Reimagining Pathways to Employment in the US Challenge
How can workers in the United States attain the knowledge and learn the skills needed to access sustainable jobs and livelihoods in the new economy?
Across the US, now more than ever, workers are experiencing unprecedented levels of instability, with many people facing unemployment or struggling financially in low-paying, temporary, or part-time jobs. Long standing racial and gender injustices in the US continue to hinder the education, employment, and earning potential of Black, Indigenous, Latinx, and other historically marginalized communities.
Four-year degree enrollment has significantly increased over the past few decades, but so has student debt—ballooning to $1.5 trillion in 2019. Too many students do not graduate, while others learn skills that are misaligned with the fastest growing professions of the new economy. Meanwhile, there are still many careers—from nursing and elderly care to plumbing and information technology—that do not require four-year degrees. Many of these professions have vacancies that go unfilled due to employer-reported lack of skilled labor.
The nature of work is constantly changing—and has been complicated by massive economic disruptions, including Covid-19, and technologies such as artificial intelligence and automation. Many workers will need to continually learn new skills that are adapted for the jobs of today and tomorrow. Education systems and employers will also need to coordinate more closely to match demand and address growing inequities.
The good news is that innovation and technology also create new opportunities for workers. All across the US, tech entrepreneurs, community colleges, vocational schools, and employers are reimagining pathways to employment that are fairer and more inclusive.

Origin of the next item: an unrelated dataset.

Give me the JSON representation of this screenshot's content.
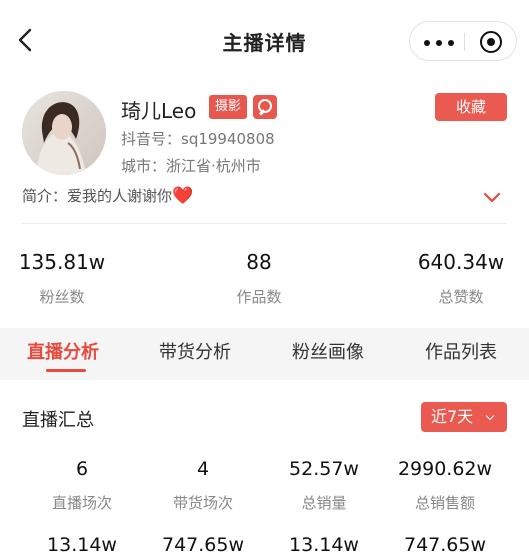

This Challenge—powered by MIT Solve, the Morgridge Family Foundation and New Profit—seeks the most promising solutions that accelerate pathways to current and future employment across the US. Solutions that focus on non-coastal states, US interior regions, and/or racial justice are encouraged to apply. To that end, we seek solutions that:
- Drive resources and support to Black, Indigenous, and Latinx entrepreneurs and innovators, who receive a fraction of funding in both the nonprofit and for-profit sectors, despite their frequent proximity to workforce challenges and the systems-focused solutions needed to solve them.
- Increase access to high-quality, affordable learning, skill-building, and training opportunities for those entering the workforce, transitioning between jobs, or facing unemployment.
- Enable learners to make informed decisions about which pathways and jobs best suit them, including promoting the benefits of non-degree pathways to employment.
- Implement competency-based models for life-long learning and credentialing.
- Match current and future employer and industry needs with education providers, workforce development programs, and diverse job seekers.
Prize Funding + Available Support for the Reimagining Pathways to Employment in the US Challenge
Up to US$625,000 in prize funding is available for the Reimagining Pathways to Employment in the US Challenge.
Finalists will be invited to a pitch event January 24-26, 2021 in Austin, TX at the IBM headquarters to present their solutions to distinguished judges. Challenge winners will have access to a US$625,000 prize pool made possible by Challenge partners Morgridge Family Foundation, New Profit, CSU Global, and Gary Community Investments. These grants will fund the development of validation pilots with innovative US Workforce Boards for the benefit of an anticipated 1 million displaced workers. MIT Solve will support the development and implementation of these partnerships. In addition to funding, mentorship, expert technical guidance and solution implementation support will be available to Challenge winners, as well as virtual coaching with experts for finalists made possible by Challenge partner IBM.